Image via Creative Market
7. The Chupa Chups logo was designed by Salvador Dali
Since it’s creation in 1969, the logo of famous lollipop company Chupa Chups has remained virtually unchanged. But when you have a logo designed for you by Salvador Dali, why would you ever change it?
Dali was good friends with the founder of Chupa Chups, Enric Bernat. When the pair were out to lunch on day, Dali designed the logo in less than a hour. The simple design is world famous, and Dali’s vision of placing the logo on the top instead of the side ensures you always know which lollipop you’re about to enjoy.
Image via Japan Travel Cafe
8. Toyota’s logo is all about the love
Whether you’re parents drive a sweet Camry, or you’re travelling through town in a Yaris, odds are you’ve seen the three interlocking ovals that represent Toyota. This version of the logo was introduced in 1989 to commemorate the company’s 50th anniversary. It took five years to create the Toyota logo which represents three hearts—the heart of the customer, the heart of the product, and the heart of progress in technology.
9. Google’s first logo was a bizarre concept
In 1996, before Google was a verb that we used almost daily, it actually went by another name—BackRub. The logo? An extremely awkward image of hand caressing a bare back. Named for the underlying technology of backlink tracking that would mean very little to the everyday user, it wasn’t until 1997 that Larry Page and Sergey Brin decided to change the name to Google.
Imagine, if history had gone another way we could be asking each other to BackRub where the nearest bar is.
10. Pepsi’s color palette is a patriotic nod towards the war effort
In the 1940’s dropped it’s curlicue typeface and circular logo in favour of a less swirly font and a rectangular logo.
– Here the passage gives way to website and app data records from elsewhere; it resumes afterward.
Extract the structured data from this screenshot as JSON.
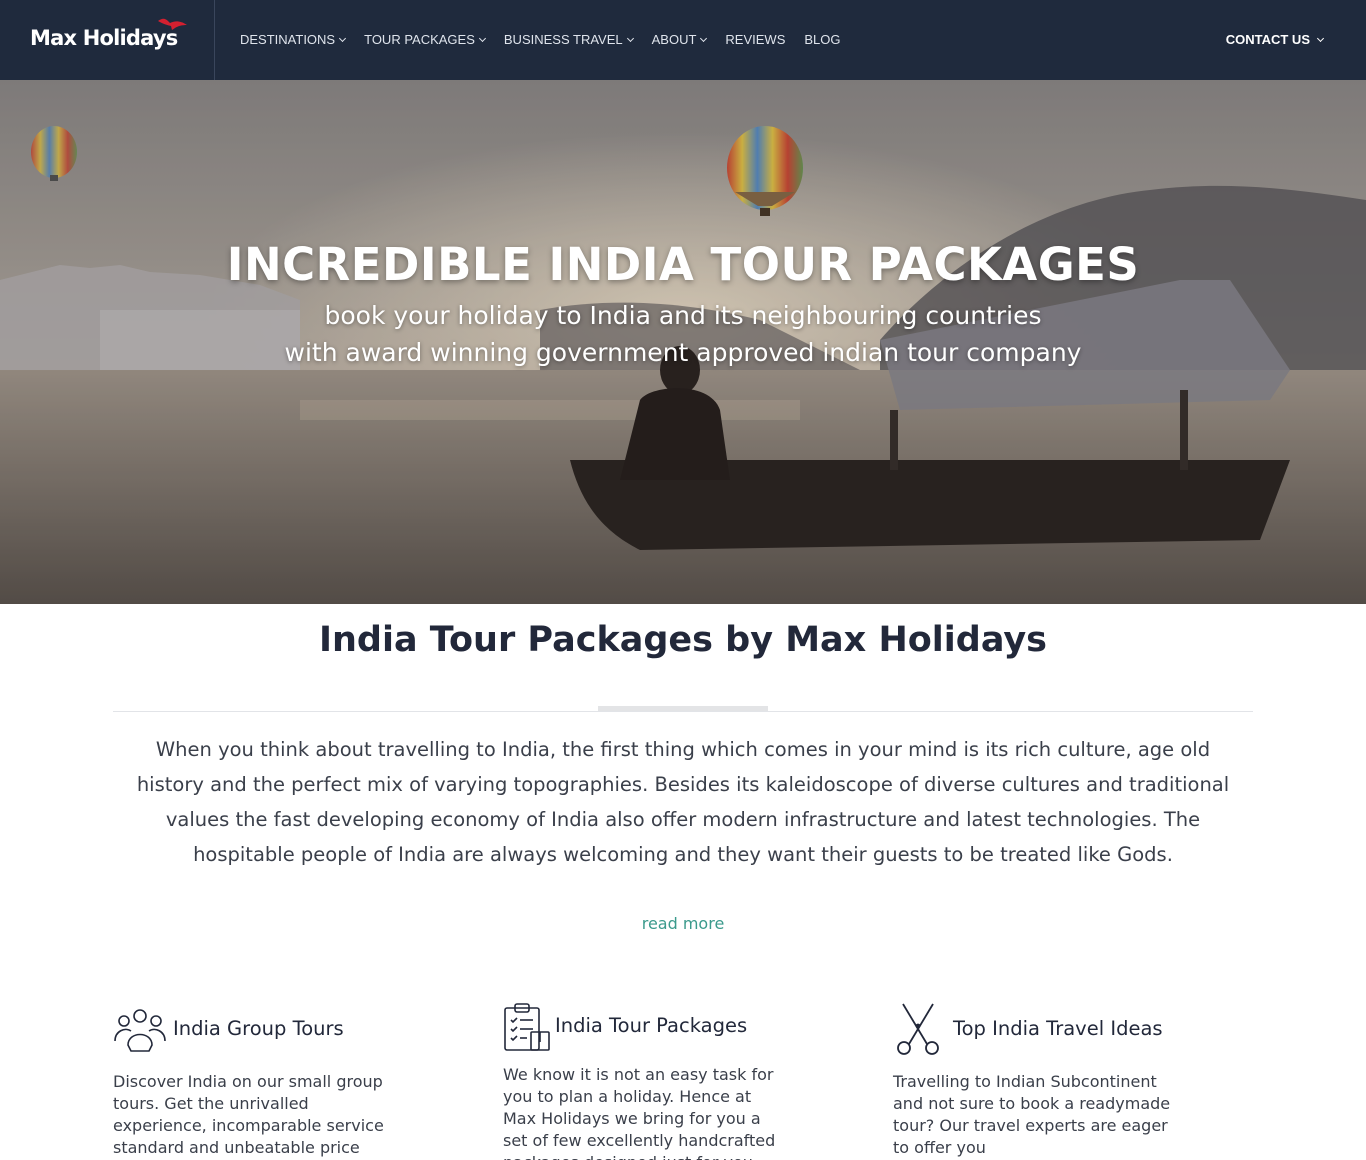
{
  "nav": {
    "logo": "Max Holidays",
    "items": [
      {
        "label": "DESTINATIONS",
        "dropdown": true
      },
      {
        "label": "TOUR PACKAGES",
        "dropdown": true
      },
      {
        "label": "BUSINESS TRAVEL",
        "dropdown": true
      },
      {
        "label": "ABOUT",
        "dropdown": true
      },
      {
        "label": "REVIEWS",
        "dropdown": false
      },
      {
        "label": "BLOG",
        "dropdown": false
      }
    ],
    "contact": "CONTACT US"
  },
  "hero": {
    "title": "INCREDIBLE INDIA TOUR PACKAGES",
    "subtitle_line1": "book your holiday to India and its neighbouring countries",
    "subtitle_line2": "with award winning government approved indian tour company"
  },
  "intro": {
    "title": "India Tour Packages by Max Holidays",
    "text": "When you think about travelling to India, the first thing which comes in your mind is its rich culture, age old history and the perfect mix of varying topographies. Besides its kaleidoscope of diverse cultures and traditional values the fast developing economy of India also offer modern infrastructure and latest technologies. The hospitable people of India are always welcoming and they want their guests to be treated like Gods.",
    "read_more": "read more"
  },
  "features": [
    {
      "title": "India Group Tours",
      "icon": "group-people-icon",
      "text": "Discover India on our small group tours. Get the unrivalled experience, incomparable service standard and unbeatable price"
    },
    {
      "title": "India Tour Packages",
      "icon": "clipboard-checklist-icon",
      "text": "We know it is not an easy task for you to plan a holiday. Hence at Max Holidays we bring for you a set of few excellently handcrafted packages designed just for you"
    },
    {
      "title": "Top India Travel Ideas",
      "icon": "scissors-icon",
      "text": "Travelling to Indian Subcontinent and not sure to book a readymade tour? Our travel experts are eager to offer you"
    }
  ],
  "colors": {
    "nav_bg": "#1f2a3d",
    "accent_link": "#3b9a8c",
    "logo_bird": "#d32030"
  }
}
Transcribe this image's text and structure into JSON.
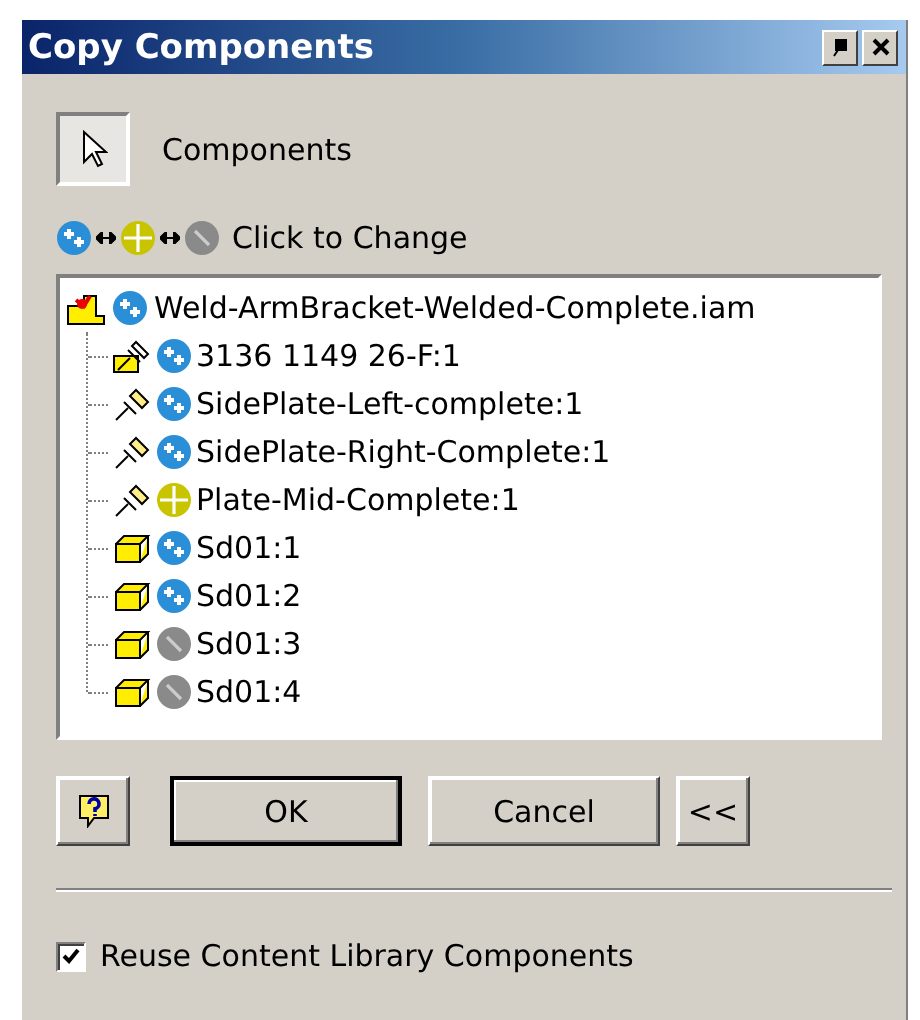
{
  "window": {
    "title": "Copy Components"
  },
  "select_button": {
    "label": "Components",
    "pressed": true
  },
  "legend": {
    "label": "Click to Change",
    "states": [
      {
        "kind": "copy"
      },
      {
        "kind": "reuse"
      },
      {
        "kind": "exclude"
      }
    ]
  },
  "tree": {
    "root": {
      "label": "Weld-ArmBracket-Welded-Complete.iam",
      "kind": "assembly",
      "status": {
        "kind": "copy"
      },
      "children": [
        {
          "label": "3136 1149 26-F:1",
          "kind": "pinned-assembly",
          "status": {
            "kind": "copy"
          }
        },
        {
          "label": "SidePlate-Left-complete:1",
          "kind": "pinned",
          "status": {
            "kind": "copy"
          }
        },
        {
          "label": "SidePlate-Right-Complete:1",
          "kind": "pinned",
          "status": {
            "kind": "copy"
          }
        },
        {
          "label": "Plate-Mid-Complete:1",
          "kind": "pinned",
          "status": {
            "kind": "reuse"
          }
        },
        {
          "label": "Sd01:1",
          "kind": "part",
          "status": {
            "kind": "copy"
          }
        },
        {
          "label": "Sd01:2",
          "kind": "part",
          "status": {
            "kind": "copy"
          }
        },
        {
          "label": "Sd01:3",
          "kind": "part",
          "status": {
            "kind": "exclude"
          }
        },
        {
          "label": "Sd01:4",
          "kind": "part",
          "status": {
            "kind": "exclude"
          }
        }
      ]
    }
  },
  "buttons": [
    {
      "kind": "help"
    },
    {
      "kind": "text",
      "label": "OK",
      "default": true
    },
    {
      "kind": "text",
      "label": "Cancel",
      "default": false
    },
    {
      "kind": "text",
      "label": "<<",
      "default": false
    }
  ],
  "reuse_checkbox": {
    "label": "Reuse Content Library Components",
    "checked": true
  }
}
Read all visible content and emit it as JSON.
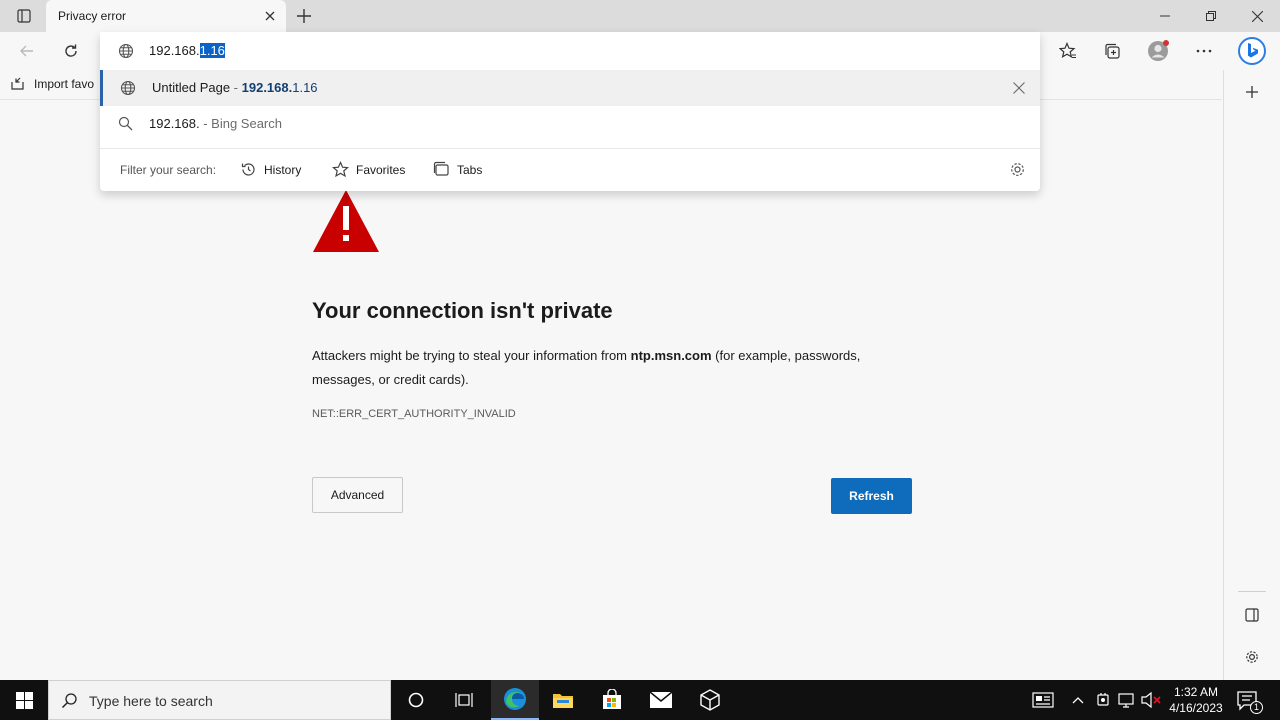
{
  "browser": {
    "tab_title": "Privacy error",
    "favorites_bar": {
      "import_label": "Import favo"
    }
  },
  "omnibox": {
    "typed_prefix": "192.168.",
    "selected_completion": "1.16",
    "suggestions": [
      {
        "title": "Untitled Page",
        "separator": " - ",
        "url_bold": "192.168.",
        "url_rest": "1.16"
      },
      {
        "query": "192.168.",
        "suffix": " - Bing Search"
      }
    ],
    "filter": {
      "label": "Filter your search:",
      "chips": [
        "History",
        "Favorites",
        "Tabs"
      ]
    }
  },
  "error_page": {
    "title": "Your connection isn't private",
    "description_pre": "Attackers might be trying to steal your information from ",
    "description_host": "ntp.msn.com",
    "description_post": " (for example, passwords, messages, or credit cards).",
    "error_code": "NET::ERR_CERT_AUTHORITY_INVALID",
    "advanced_label": "Advanced",
    "refresh_label": "Refresh"
  },
  "taskbar": {
    "search_placeholder": "Type here to search",
    "time": "1:32 AM",
    "date": "4/16/2023",
    "notification_count": "1"
  },
  "colors": {
    "accent": "#0f6cbd",
    "warning": "#c80000",
    "selection": "#0a64c8"
  }
}
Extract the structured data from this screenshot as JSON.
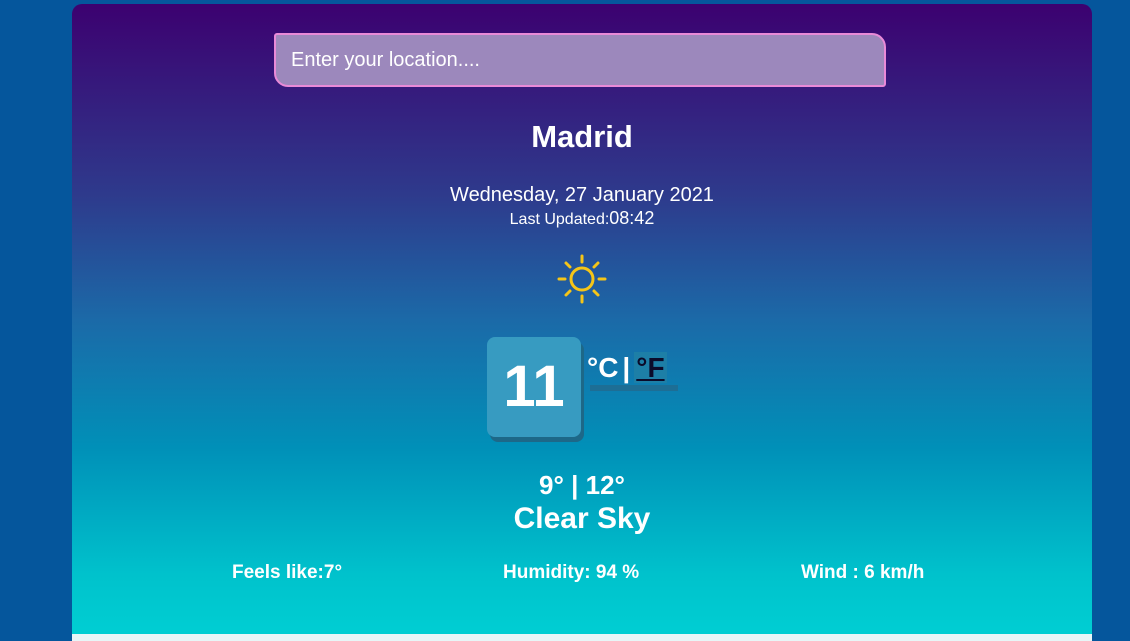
{
  "search": {
    "placeholder": "Enter your location...."
  },
  "location": {
    "city": "Madrid"
  },
  "date": {
    "text": "Wednesday, 27 January 2021",
    "last_updated_label": "Last Updated:",
    "last_updated_time": "08:42"
  },
  "weather": {
    "icon": "sun-icon",
    "temperature": "11",
    "unit_c": "°C",
    "unit_separator": "|",
    "unit_f": "°F",
    "min_max": "9° | 12°",
    "description": "Clear Sky"
  },
  "details": {
    "feels_like": "Feels like:7°",
    "humidity": "Humidity: 94 %",
    "wind": "Wind : 6 km/h"
  },
  "colors": {
    "gradient_top": "#3c0170",
    "gradient_bottom": "#00cfd3",
    "sun": "#f5c518",
    "page_background": "#05569c"
  }
}
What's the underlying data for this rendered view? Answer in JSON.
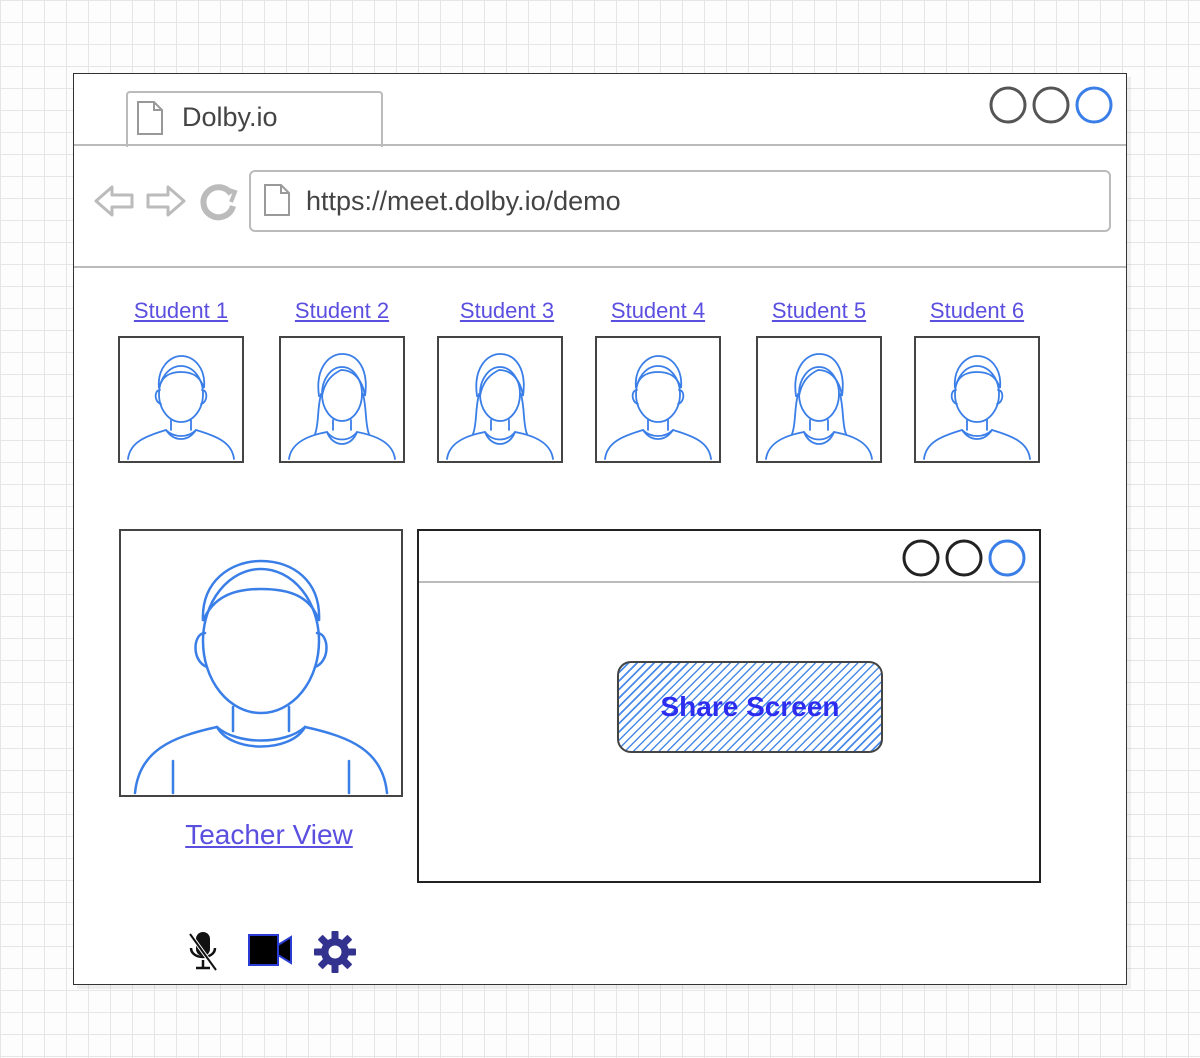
{
  "browser": {
    "tab_title": "Dolby.io",
    "url": "https://meet.dolby.io/demo"
  },
  "students": [
    {
      "label": "Student 1",
      "hair": "short"
    },
    {
      "label": "Student 2",
      "hair": "long"
    },
    {
      "label": "Student 3",
      "hair": "long"
    },
    {
      "label": "Student 4",
      "hair": "short"
    },
    {
      "label": "Student 5",
      "hair": "long"
    },
    {
      "label": "Student 6",
      "hair": "short"
    }
  ],
  "teacher": {
    "label": "Teacher View"
  },
  "share": {
    "button_label": "Share Screen"
  },
  "controls": {
    "icons": [
      "mic-muted-icon",
      "video-camera-icon",
      "settings-gear-icon"
    ]
  },
  "colors": {
    "accent_blue": "#3a7ee8",
    "link_purple": "#5b4fe0",
    "share_text": "#2d2df0"
  }
}
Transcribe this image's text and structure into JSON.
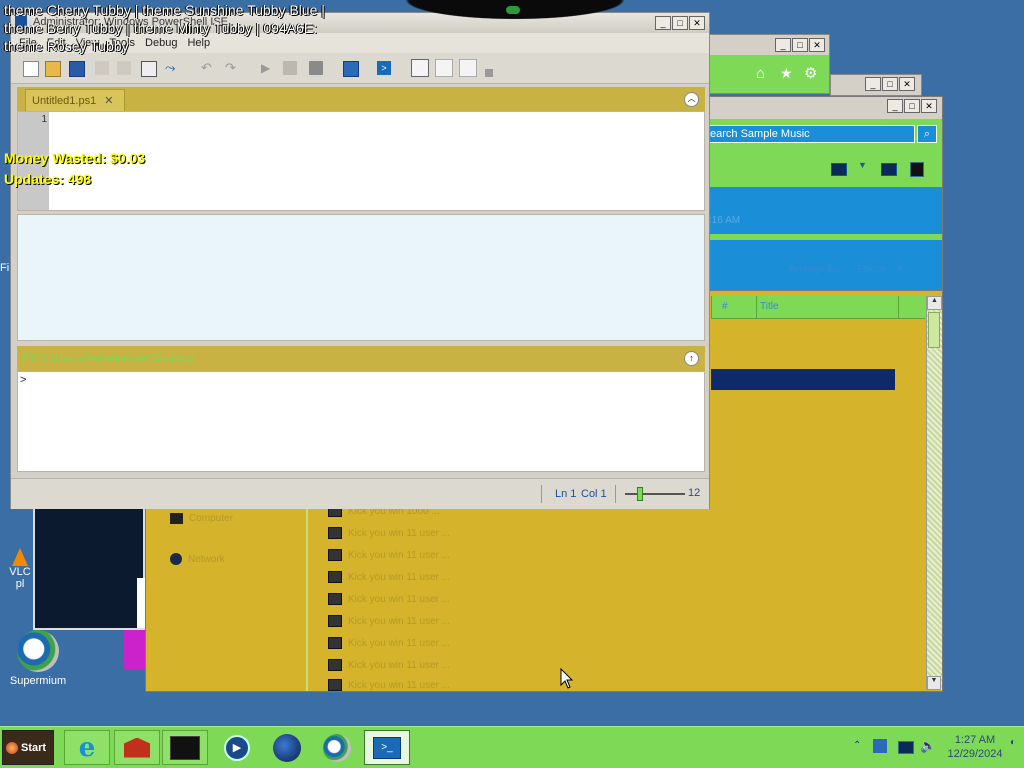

Pepsi also changed the bottle crown to feature red, white and blue to support America’s war effort during World War II.